Small business insurance keep you safe From fires to floods, earthquakes to hurricanes, disaster can strike anytime, anywhere in companies or Shops, and often with little to no advance wearing according to the Insurance Information Institute, as many as 40 percents of businesses forced to suspend operations due to a natural or human-caused disaster never reopen their doors especially in Small businesses.
Try to imagine the challenges and struggles your business would face in the wake of a natural disaster like Hurricane Katrina or Superstorm Sandy. It’s scary to even consider. Now here’s something even scarier: A relatively minor fire or flood that forces you to shut down operations carries many of the same challenges as a disaster on the scale of Katrina or Sandy.

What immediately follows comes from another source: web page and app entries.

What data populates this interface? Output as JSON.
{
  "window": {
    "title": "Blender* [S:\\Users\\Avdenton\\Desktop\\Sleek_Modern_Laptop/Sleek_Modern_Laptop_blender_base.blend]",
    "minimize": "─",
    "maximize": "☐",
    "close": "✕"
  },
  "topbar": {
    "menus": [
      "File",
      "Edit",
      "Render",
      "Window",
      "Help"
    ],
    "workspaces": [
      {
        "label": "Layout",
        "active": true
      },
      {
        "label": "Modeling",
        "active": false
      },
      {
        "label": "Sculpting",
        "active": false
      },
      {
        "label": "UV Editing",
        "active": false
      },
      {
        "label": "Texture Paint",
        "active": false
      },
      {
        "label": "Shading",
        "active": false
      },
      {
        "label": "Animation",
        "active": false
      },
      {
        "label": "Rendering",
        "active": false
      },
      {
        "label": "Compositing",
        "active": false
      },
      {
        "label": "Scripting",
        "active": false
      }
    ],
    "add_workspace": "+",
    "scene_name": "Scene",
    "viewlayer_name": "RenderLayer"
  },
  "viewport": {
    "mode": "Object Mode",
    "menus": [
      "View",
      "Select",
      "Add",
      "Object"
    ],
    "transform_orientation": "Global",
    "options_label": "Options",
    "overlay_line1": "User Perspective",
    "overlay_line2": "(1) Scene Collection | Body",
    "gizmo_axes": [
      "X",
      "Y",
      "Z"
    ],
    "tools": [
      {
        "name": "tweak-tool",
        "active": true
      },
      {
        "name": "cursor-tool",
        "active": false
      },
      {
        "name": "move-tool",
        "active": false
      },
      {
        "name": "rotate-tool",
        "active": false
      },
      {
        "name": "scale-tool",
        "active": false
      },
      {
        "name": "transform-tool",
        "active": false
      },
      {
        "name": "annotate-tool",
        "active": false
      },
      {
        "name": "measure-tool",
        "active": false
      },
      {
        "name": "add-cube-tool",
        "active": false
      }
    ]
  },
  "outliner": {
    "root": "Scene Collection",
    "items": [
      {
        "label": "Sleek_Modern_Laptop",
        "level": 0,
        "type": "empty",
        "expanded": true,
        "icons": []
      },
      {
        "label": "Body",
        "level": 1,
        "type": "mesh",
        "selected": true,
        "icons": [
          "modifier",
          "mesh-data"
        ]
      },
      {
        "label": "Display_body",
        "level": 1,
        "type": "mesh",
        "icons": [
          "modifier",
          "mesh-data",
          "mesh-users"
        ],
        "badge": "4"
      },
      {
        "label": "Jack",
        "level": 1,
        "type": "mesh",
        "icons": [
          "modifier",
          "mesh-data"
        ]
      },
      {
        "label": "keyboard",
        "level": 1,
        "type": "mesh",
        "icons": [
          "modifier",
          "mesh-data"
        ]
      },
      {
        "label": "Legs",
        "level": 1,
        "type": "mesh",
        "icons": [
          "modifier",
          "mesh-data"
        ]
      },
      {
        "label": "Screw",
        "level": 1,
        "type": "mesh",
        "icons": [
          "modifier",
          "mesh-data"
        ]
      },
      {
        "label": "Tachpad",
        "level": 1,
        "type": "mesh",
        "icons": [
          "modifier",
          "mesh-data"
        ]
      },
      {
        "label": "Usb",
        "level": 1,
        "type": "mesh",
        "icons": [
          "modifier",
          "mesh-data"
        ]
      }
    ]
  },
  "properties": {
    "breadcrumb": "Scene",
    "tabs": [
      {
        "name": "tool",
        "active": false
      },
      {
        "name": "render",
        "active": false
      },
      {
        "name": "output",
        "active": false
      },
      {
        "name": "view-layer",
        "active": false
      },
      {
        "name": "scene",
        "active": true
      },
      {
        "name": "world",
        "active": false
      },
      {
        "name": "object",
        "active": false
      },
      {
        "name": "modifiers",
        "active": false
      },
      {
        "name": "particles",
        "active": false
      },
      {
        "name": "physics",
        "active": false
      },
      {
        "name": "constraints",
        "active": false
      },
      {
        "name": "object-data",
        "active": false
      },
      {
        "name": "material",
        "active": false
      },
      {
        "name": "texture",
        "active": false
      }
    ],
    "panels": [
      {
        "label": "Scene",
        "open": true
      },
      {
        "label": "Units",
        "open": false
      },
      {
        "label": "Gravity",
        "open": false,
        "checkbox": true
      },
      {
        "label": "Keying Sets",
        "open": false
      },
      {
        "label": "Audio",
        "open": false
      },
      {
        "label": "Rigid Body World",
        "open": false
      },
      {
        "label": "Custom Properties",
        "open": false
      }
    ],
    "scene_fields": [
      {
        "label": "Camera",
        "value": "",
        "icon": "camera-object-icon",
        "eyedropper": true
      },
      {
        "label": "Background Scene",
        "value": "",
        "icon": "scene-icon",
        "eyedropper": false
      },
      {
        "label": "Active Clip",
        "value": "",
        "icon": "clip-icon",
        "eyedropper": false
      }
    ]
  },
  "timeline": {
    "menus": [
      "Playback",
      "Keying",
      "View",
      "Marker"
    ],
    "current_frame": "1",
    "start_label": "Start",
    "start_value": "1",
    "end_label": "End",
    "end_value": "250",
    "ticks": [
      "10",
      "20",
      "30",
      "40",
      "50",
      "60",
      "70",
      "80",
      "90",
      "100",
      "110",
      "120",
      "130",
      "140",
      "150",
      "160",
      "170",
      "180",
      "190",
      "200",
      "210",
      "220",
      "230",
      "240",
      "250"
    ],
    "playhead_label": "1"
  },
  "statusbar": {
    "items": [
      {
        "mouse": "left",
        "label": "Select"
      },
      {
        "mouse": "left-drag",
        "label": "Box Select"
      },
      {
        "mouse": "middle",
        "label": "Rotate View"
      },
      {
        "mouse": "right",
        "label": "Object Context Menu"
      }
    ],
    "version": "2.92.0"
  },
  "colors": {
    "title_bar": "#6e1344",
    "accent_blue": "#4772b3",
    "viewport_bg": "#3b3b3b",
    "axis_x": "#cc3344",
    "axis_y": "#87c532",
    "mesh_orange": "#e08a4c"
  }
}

40 percent of businesses forced to suspend operation due to a natural or human-caused disaster never reopen their doors without small business insurance.
business interruption and going belly-up often hinges on one factor—preparation so you should focus on small business insurance.
The best way to prevent a disaster from putting the future of your business at risk is to have a proper continuity plan in place.
Business continuity planning involves:
- Defining potential risks
- Determining how those risks will affect operations
- Implementing safeguards and procedures designed to mitigate those risks
- Testing those procedures to ensure that they work
- Periodically reviewing the process to make sure that it is up to date
Start the process by establishing a planning team tasked with developing the continuity plan. Typical goals of your plan should include:
Protecting the safety of employees, visitors, contractors and others at
- the risk from hazards at the facility with out small business insurance
- Maintaining customer service by minimizing interruptions or disruptions of business operations with small business insurance
- Protecting facilities, physical assets, and electronic information by small business insurance
- Preventing environmental contamination
- Protecting your organization’s brand, image, and reputation
The planning process
The planning process should take an “all hazards” approach. The probability that a specific hazard will impact your business is hard to determine. that’s why it’s important to consider many different threats and hazards and the likelihood they will occur. A business impact analysis can predict the consequences of interruption. That gives you a good idea of how your operations would be affected in case you were forced to temporarily close.
Implementing the plan means more than simply exercising. The plans during an emergency. It means acting on recommendations made during the hazard analysis, integrating the plan into company operations, training employees and evaluating the plan on an ongoing basis.
It is important to conduct a formal audit of the entire plan. at least once a year to help identify any factors that may necessitate changes, such as updated regulations or new hazards.